### Description of the task
Find and return every line of the data that contains the word "Lily".

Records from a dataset
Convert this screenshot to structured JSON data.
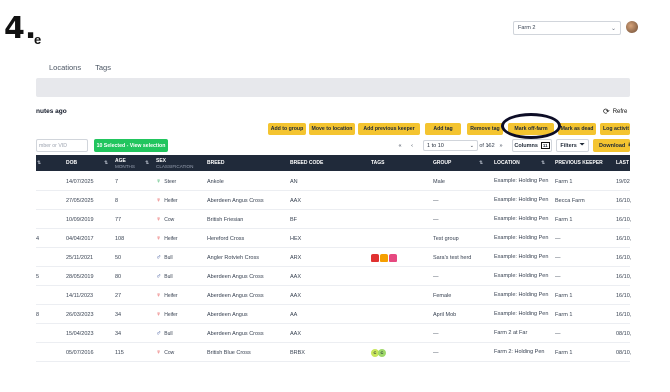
{
  "step": {
    "number": "4.",
    "title_fragment": "e"
  },
  "header": {
    "farm_select": "Farm 2"
  },
  "tabs": [
    "Locations",
    "Tags"
  ],
  "status": {
    "updated_text": "nutes ago",
    "refresh_label": "Refre"
  },
  "actions": {
    "add_to_group": "Add to group",
    "move_to_location": "Move to location",
    "add_previous_keeper": "Add previous keeper",
    "add_tag": "Add tag",
    "remove_tag": "Remove tag",
    "mark_off_farm": "Mark off-farm",
    "mark_as_dead": "Mark as dead",
    "log_activity": "Log activit"
  },
  "toolbar": {
    "search_placeholder": "mber or VID",
    "selection": "10 Selected - View selection",
    "first": "«",
    "prev": "‹",
    "page_range": "1 to 10",
    "page_of": "of 162",
    "next": "›",
    "last": "»",
    "columns": "Columns",
    "columns_badge": "11",
    "filters": "Filters",
    "download": "Download"
  },
  "table": {
    "headers": {
      "dob": "DOB",
      "age": "AGE",
      "age_sub": "MONTHS",
      "sex": "SEX",
      "sex_sub": "CLASSIFICATION",
      "breed": "BREED",
      "breed_code": "BREED CODE",
      "tags": "TAGS",
      "group": "GROUP",
      "location": "LOCATION",
      "previous_keeper": "PREVIOUS KEEPER",
      "last": "LAST"
    },
    "rows": [
      {
        "left": "",
        "dob": "14/07/2025",
        "age": "7",
        "sex": "Steer",
        "sex_type": "female",
        "breed": "Ankole",
        "code": "AN",
        "tags": [],
        "group": "Male",
        "location": "Example: Holding Pen",
        "keeper": "Farm 1",
        "last": "19/02"
      },
      {
        "left": "",
        "dob": "27/05/2025",
        "age": "8",
        "sex": "Heifer",
        "sex_type": "female",
        "breed": "Aberdeen Angus Cross",
        "code": "AAX",
        "tags": [],
        "group": "—",
        "location": "Example: Holding Pen",
        "keeper": "Becca Farm",
        "last": "16/10,"
      },
      {
        "left": "",
        "dob": "10/09/2019",
        "age": "77",
        "sex": "Cow",
        "sex_type": "female",
        "breed": "British Friesian",
        "code": "BF",
        "tags": [],
        "group": "—",
        "location": "Example: Holding Pen",
        "keeper": "Farm 1",
        "last": "16/10,"
      },
      {
        "left": "4",
        "dob": "04/04/2017",
        "age": "108",
        "sex": "Heifer",
        "sex_type": "female",
        "breed": "Hereford Cross",
        "code": "HEX",
        "tags": [],
        "group": "Test group",
        "location": "Example: Holding Pen",
        "keeper": "—",
        "last": "16/10,"
      },
      {
        "left": "",
        "dob": "25/11/2021",
        "age": "50",
        "sex": "Bull",
        "sex_type": "male",
        "breed": "Angler Rotvieh Cross",
        "code": "ARX",
        "tags": [
          "#e03131",
          "#f59f00",
          "#e64980"
        ],
        "group": "Sara's test herd",
        "location": "Example: Holding Pen",
        "keeper": "—",
        "last": "16/10,"
      },
      {
        "left": "5",
        "dob": "28/05/2019",
        "age": "80",
        "sex": "Bull",
        "sex_type": "male",
        "breed": "Aberdeen Angus Cross",
        "code": "AAX",
        "tags": [],
        "group": "—",
        "location": "Example: Holding Pen",
        "keeper": "—",
        "last": "16/10,"
      },
      {
        "left": "",
        "dob": "14/11/2023",
        "age": "27",
        "sex": "Heifer",
        "sex_type": "female",
        "breed": "Aberdeen Angus Cross",
        "code": "AAX",
        "tags": [],
        "group": "Female",
        "location": "Example: Holding Pen",
        "keeper": "Farm 1",
        "last": "16/10,"
      },
      {
        "left": "8",
        "dob": "26/03/2023",
        "age": "34",
        "sex": "Heifer",
        "sex_type": "female",
        "breed": "Aberdeen Angus",
        "code": "AA",
        "tags": [],
        "group": "April Mob",
        "location": "Example: Holding Pen",
        "keeper": "Farm 1",
        "last": "16/10,"
      },
      {
        "left": "",
        "dob": "15/04/2023",
        "age": "34",
        "sex": "Bull",
        "sex_type": "male",
        "breed": "Aberdeen Angus Cross",
        "code": "AAX",
        "tags": [],
        "group": "—",
        "location": "Farm 2 at Far",
        "keeper": "—",
        "last": "08/10,"
      },
      {
        "left": "",
        "dob": "05/07/2016",
        "age": "115",
        "sex": "Cow",
        "sex_type": "female",
        "breed": "British Blue Cross",
        "code": "BRBX",
        "tags": [
          "circleC",
          "circleC2"
        ],
        "group": "—",
        "location": "Farm 2: Holding Pen",
        "keeper": "Farm 1",
        "last": "08/10,"
      }
    ]
  },
  "colors": {
    "accent": "#f4c430",
    "header_bg": "#202a3a",
    "success": "#22c55e",
    "male": "#1e3a8a",
    "female": "#e03131",
    "steer": "#16a34a"
  }
}
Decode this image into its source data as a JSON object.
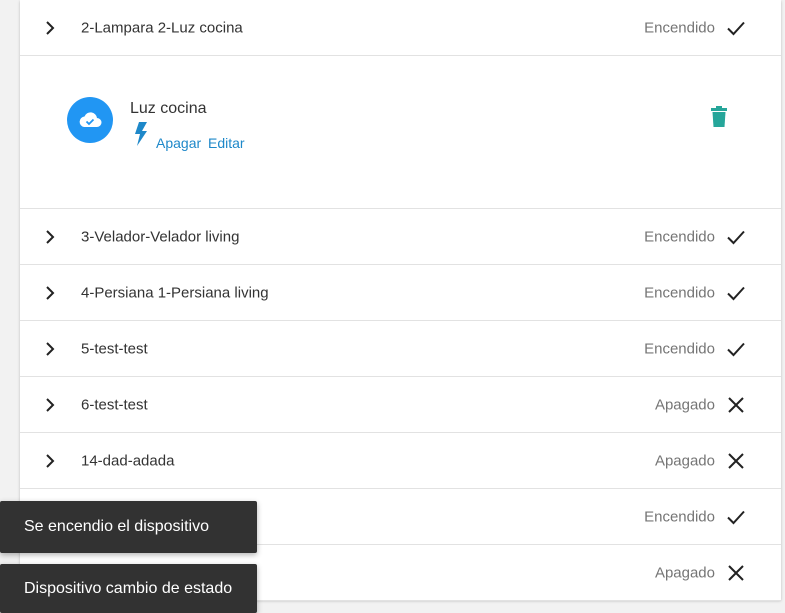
{
  "devices": [
    {
      "label": "2-Lampara 2-Luz cocina",
      "status": "Encendido",
      "state": "on"
    },
    {
      "label": "3-Velador-Velador living",
      "status": "Encendido",
      "state": "on"
    },
    {
      "label": "4-Persiana 1-Persiana living",
      "status": "Encendido",
      "state": "on"
    },
    {
      "label": "5-test-test",
      "status": "Encendido",
      "state": "on"
    },
    {
      "label": "6-test-test",
      "status": "Apagado",
      "state": "off"
    },
    {
      "label": "14-dad-adada",
      "status": "Apagado",
      "state": "off"
    },
    {
      "label": "",
      "status": "Encendido",
      "state": "on"
    },
    {
      "label": "",
      "status": "Apagado",
      "state": "off"
    }
  ],
  "expanded": {
    "name": "Luz cocina",
    "action_label": "Apagar",
    "edit_label": "Editar",
    "avatar_icon": "cloud-check-icon",
    "action_icon": "bolt-icon",
    "delete_icon": "trash-icon",
    "avatar_color": "#2196f3",
    "link_color": "#1e88c9",
    "delete_color": "#26a69a"
  },
  "toasts": [
    {
      "message": "Se encendio el dispositivo"
    },
    {
      "message": "Dispositivo cambio de estado"
    }
  ]
}
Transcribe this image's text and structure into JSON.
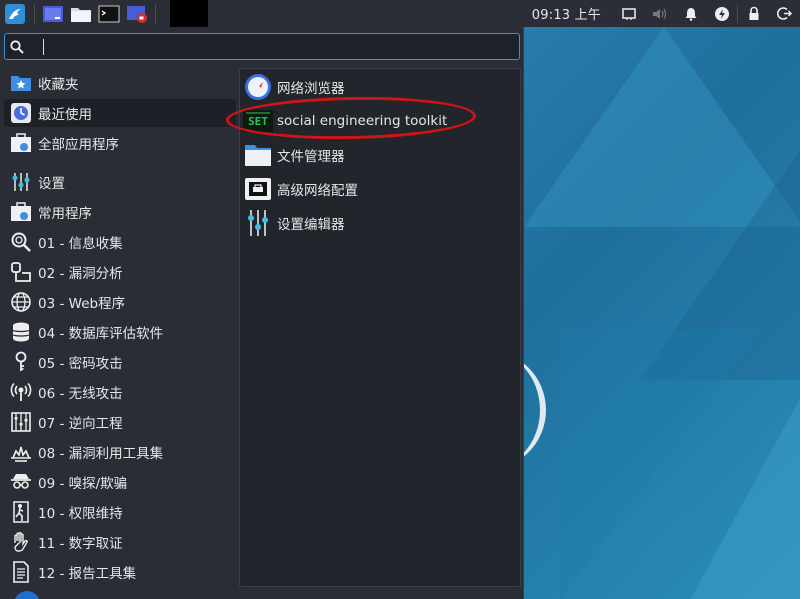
{
  "topbar": {
    "clock": "09:13 上午",
    "launchers": [
      "workspace-icon",
      "file-manager-icon",
      "terminal-icon",
      "screen-recorder-icon"
    ],
    "tray": [
      "window-icon",
      "volume-icon",
      "notification-bell-icon",
      "power-manager-icon",
      "lock-icon",
      "logout-icon"
    ]
  },
  "search": {
    "value": "",
    "placeholder": ""
  },
  "categories": [
    {
      "label": "收藏夹",
      "icon": "favorites-star-icon"
    },
    {
      "label": "最近使用",
      "icon": "recent-clock-icon"
    },
    {
      "label": "全部应用程序",
      "icon": "all-apps-icon"
    },
    {
      "label": "设置",
      "icon": "settings-sliders-icon"
    },
    {
      "label": "常用程序",
      "icon": "common-apps-icon"
    },
    {
      "label": "01 - 信息收集",
      "icon": "magnifier-icon"
    },
    {
      "label": "02 - 漏洞分析",
      "icon": "vuln-analysis-icon"
    },
    {
      "label": "03 - Web程序",
      "icon": "globe-icon"
    },
    {
      "label": "04 - 数据库评估软件",
      "icon": "database-icon"
    },
    {
      "label": "05 - 密码攻击",
      "icon": "key-icon"
    },
    {
      "label": "06 - 无线攻击",
      "icon": "wireless-icon"
    },
    {
      "label": "07 - 逆向工程",
      "icon": "reverse-engineering-icon"
    },
    {
      "label": "08 - 漏洞利用工具集",
      "icon": "exploit-icon"
    },
    {
      "label": "09 - 嗅探/欺骗",
      "icon": "sniffing-icon"
    },
    {
      "label": "10 - 权限维持",
      "icon": "maintain-access-icon"
    },
    {
      "label": "11 - 数字取证",
      "icon": "forensics-hand-icon"
    },
    {
      "label": "12 - 报告工具集",
      "icon": "report-icon"
    }
  ],
  "selected_category": "最近使用",
  "apps": [
    {
      "label": "网络浏览器",
      "icon": "web-browser-icon"
    },
    {
      "label": "social engineering toolkit",
      "icon": "set-toolkit-icon"
    },
    {
      "label": "文件管理器",
      "icon": "folder-icon"
    },
    {
      "label": "高级网络配置",
      "icon": "network-config-icon"
    },
    {
      "label": "设置编辑器",
      "icon": "settings-editor-icon"
    }
  ],
  "colors": {
    "accent": "#3d8fd6",
    "annotation": "#d41414",
    "panel": "#2b2e37",
    "menu": "#2a2d36"
  }
}
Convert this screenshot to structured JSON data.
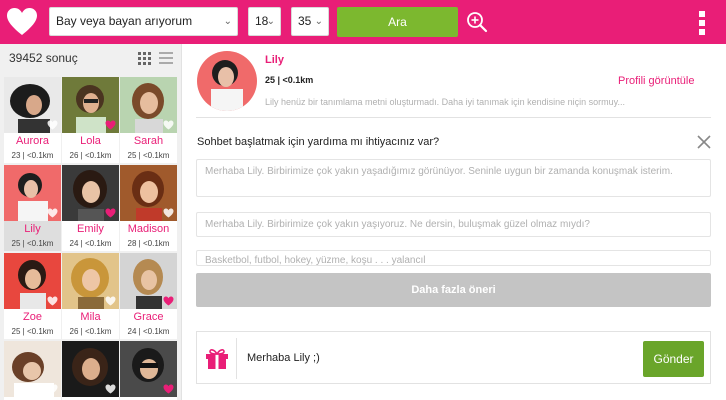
{
  "header": {
    "gender_select": "Bay veya bayan arıyorum",
    "age_min": "18",
    "age_max": "35",
    "search_label": "Ara",
    "accent_color": "#e91e77",
    "button_color": "#7cb82f"
  },
  "results": {
    "count_label": "39452 sonuç",
    "tiles": [
      {
        "name": "Aurora",
        "info": "23 | <0.1km"
      },
      {
        "name": "Lola",
        "info": "26 | <0.1km"
      },
      {
        "name": "Sarah",
        "info": "25 | <0.1km"
      },
      {
        "name": "Lily",
        "info": "25 | <0.1km"
      },
      {
        "name": "Emily",
        "info": "24 | <0.1km"
      },
      {
        "name": "Madison",
        "info": "28 | <0.1km"
      },
      {
        "name": "Zoe",
        "info": "25 | <0.1km"
      },
      {
        "name": "Mila",
        "info": "26 | <0.1km"
      },
      {
        "name": "Grace",
        "info": "24 | <0.1km"
      },
      {
        "name": "",
        "info": ""
      },
      {
        "name": "",
        "info": ""
      },
      {
        "name": "",
        "info": ""
      }
    ]
  },
  "profile": {
    "name": "Lily",
    "info": "25 | <0.1km",
    "view_profile_label": "Profili görüntüle",
    "description": "Lily henüz bir tanımlama metni oluşturmadı. Daha iyi tanımak için kendisine niçin sormuy..."
  },
  "chat_help": {
    "title": "Sohbet başlatmak için yardıma mı ihtiyacınız var?",
    "suggestions": [
      "Merhaba Lily. Birbirimize çok yakın yaşadığımız görünüyor. Seninle uygun bir zamanda konuşmak isterim.",
      "Merhaba Lily. Birbirimize çok yakın yaşıyoruz. Ne dersin, buluşmak güzel olmaz mıydı?",
      "Basketbol, futbol, hokey, yüzme, koşu . . . yalancıl"
    ],
    "more_label": "Daha fazla öneri"
  },
  "composer": {
    "message": "Merhaba Lily ;)",
    "send_label": "Gönder"
  },
  "icons": {
    "logo": "heart-icon",
    "zoom": "zoom-in-icon",
    "menu": "overflow-menu-icon",
    "grid": "grid-view-icon",
    "list": "list-view-icon",
    "close": "close-icon",
    "gift": "gift-icon",
    "tile_favorite": "heart-icon"
  }
}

### Task answer
        "name": "Lily",
    "name": "Lily",
    "description": "Lily henüz bir tanımlama metni oluşturmadı. Daha iyi tanımak için kendisine niçin sormuy..."
      "Merhaba Lily. Birbirimize çok yakın yaşadığımız görünüyor. Seninle uygun bir zamanda konuşmak isterim.",
      "Merhaba Lily. Birbirimize çok yakın yaşıyoruz. Ne dersin, buluşmak güzel olmaz mıydı?",
    "message": "Merhaba Lily ;)",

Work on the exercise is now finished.